Aid groups face financial obstacles due to stricter banking regulations

Global Business

Aid groups face financial obstacles due to stricter banking regulations

Civilians and refugees in places like South Sudan and Syria have been relying on food drops and medical services from humanitarian aid groups like the Red Crescent.

However, with stricter banking regulations being implemented, lots of charities are having trouble transferring money.

CCTV America’s Jessica Stone reports.

Aid groups face financial obstacles due to stricter banking regulations

Aid groups face financial obstacles due to stricter banking regulations

Stricter banking regulations are becoming an obstacle between aid groups and homeless, helpless and hungry people who so vitally need their services.

Aid groups estimate that at least 300 charities in the U.K. alone are struggling to transfer funds.

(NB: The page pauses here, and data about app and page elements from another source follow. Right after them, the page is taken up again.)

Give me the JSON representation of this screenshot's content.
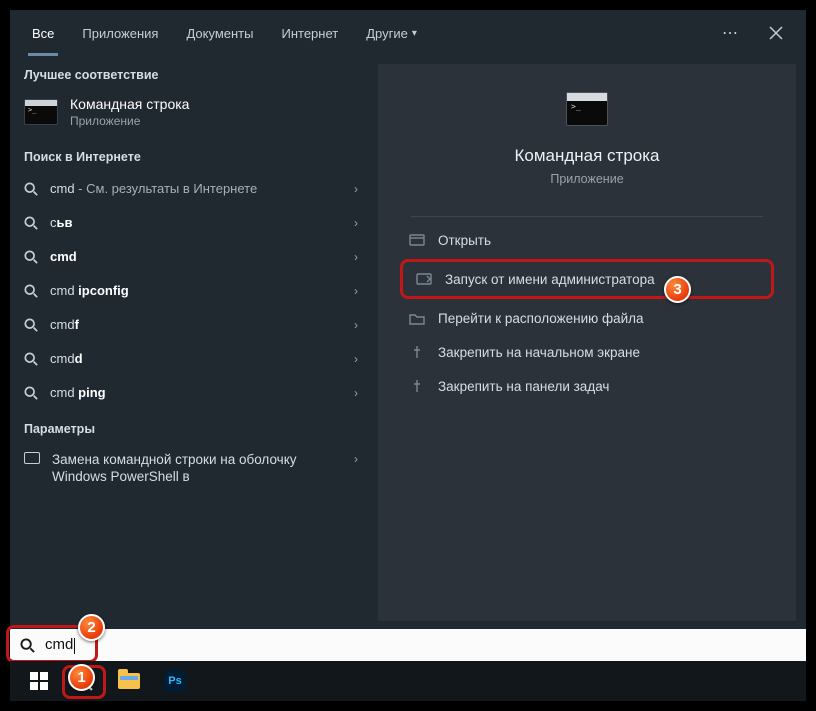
{
  "tabs": {
    "all": "Все",
    "apps": "Приложения",
    "docs": "Документы",
    "internet": "Интернет",
    "other": "Другие"
  },
  "groups": {
    "best": "Лучшее соответствие",
    "web": "Поиск в Интернете",
    "params": "Параметры"
  },
  "best_match": {
    "title": "Командная строка",
    "subtitle": "Приложение"
  },
  "web_results": [
    {
      "prefix": "cmd",
      "suffix": " - См. результаты в Интернете"
    },
    {
      "prefix": "с",
      "bold_tail": "ьв"
    },
    {
      "prefix": "cmd",
      "bold_tail": ""
    },
    {
      "prefix": "cmd ",
      "bold_tail": "ipconfig"
    },
    {
      "prefix": "cmd",
      "bold_tail": "f"
    },
    {
      "prefix": "cmd",
      "bold_tail": "d"
    },
    {
      "prefix": "cmd ",
      "bold_tail": "ping"
    }
  ],
  "param_item": "Замена командной строки на оболочку Windows PowerShell в",
  "preview": {
    "title": "Командная строка",
    "subtitle": "Приложение"
  },
  "actions": {
    "open": "Открыть",
    "admin": "Запуск от имени администратора",
    "goto": "Перейти к расположению файла",
    "pin_start": "Закрепить на начальном экране",
    "pin_taskbar": "Закрепить на панели задач"
  },
  "search": {
    "value": "cmd"
  },
  "callouts": {
    "one": "1",
    "two": "2",
    "three": "3"
  },
  "taskbar": {
    "ps": "Ps"
  }
}
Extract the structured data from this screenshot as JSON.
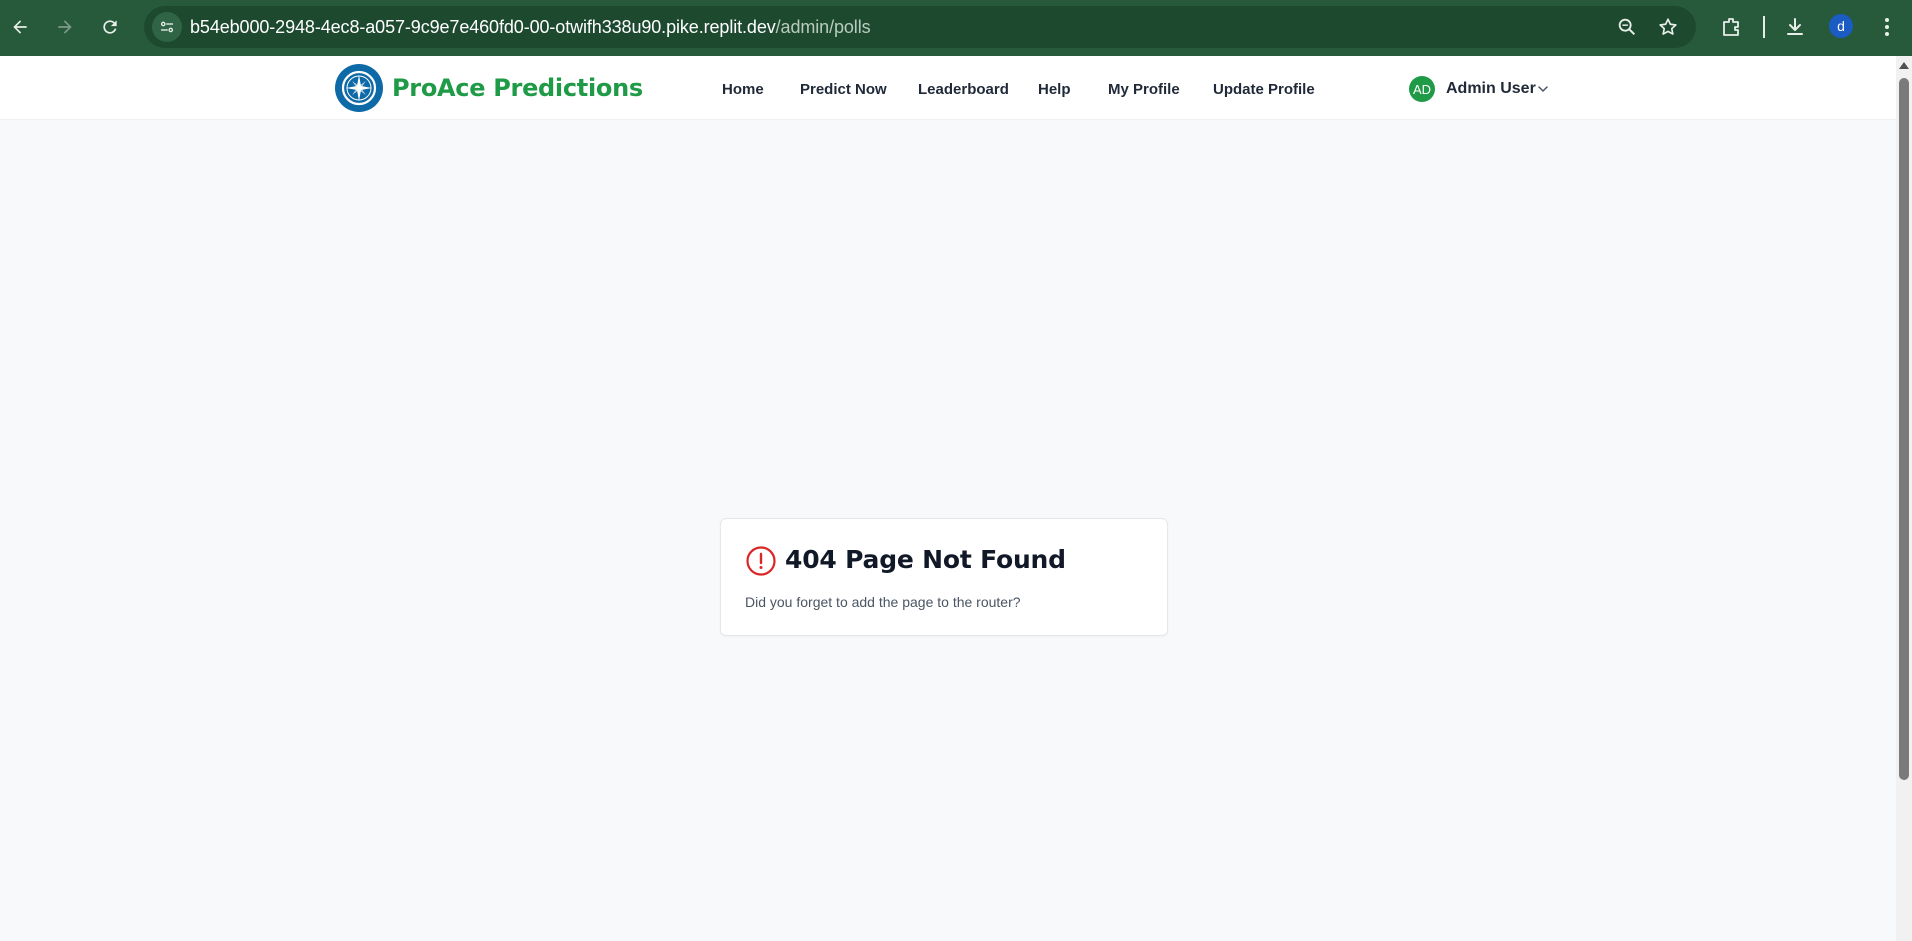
{
  "browser": {
    "url_host": "b54eb000-2948-4ec8-a057-9c9e7e460fd0-00-otwifh338u90.pike.replit.dev",
    "url_path": "/admin/polls",
    "profile_initial": "d"
  },
  "header": {
    "brand": "ProAce Predictions",
    "nav": [
      "Home",
      "Predict Now",
      "Leaderboard",
      "Help",
      "My Profile",
      "Update Profile"
    ],
    "user_initials": "AD",
    "user_name": "Admin User"
  },
  "error_card": {
    "title": "404 Page Not Found",
    "message": "Did you forget to add the page to the router?"
  },
  "colors": {
    "browser_chrome": "#275a3a",
    "brand_green": "#1f9a47",
    "logo_blue": "#0e6aa7",
    "error_red": "#dc2626"
  }
}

Andrew O’Brien from U.K.’s Charity Finance Group points out that the difficulties in transferring money have meant that humanitarian projects may have to be delayed.

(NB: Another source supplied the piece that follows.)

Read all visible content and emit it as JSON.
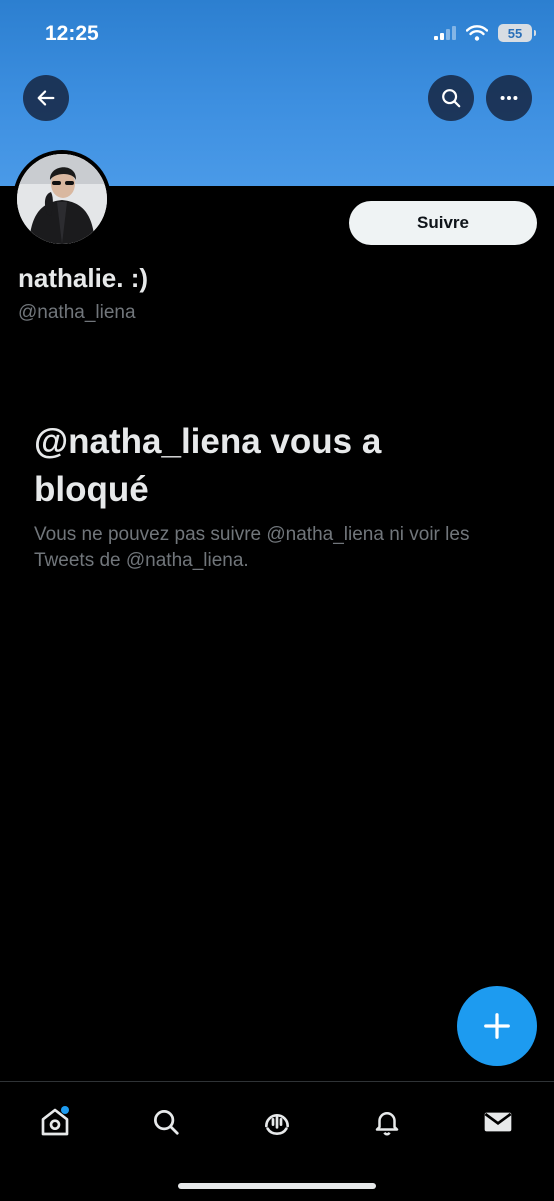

“Some charities and NGO’s had to think about pulling back altogether from some quite high-risk zones like Syria or South Sudan, Somalia,” O’Brien said.

He also said that as many as 300 charities have had their bank accounts cancelled or money transfers delayed because of stricter banking regulations broadly known as “de-risking.”

To O’Brien, these problems are man-made.

“They can be solved by man-made institutions like governments and regulators if they have the will to do so,” O’Brien said. “But it requires them to be realistic.”

Bill Stutts discusses charity sanctions

For more on charity sanctions, CCTV’s Jessica Stone spoke to Bill Stutts, senior counsel at Baker Botts, to see what he has to say about this issue in the banking community.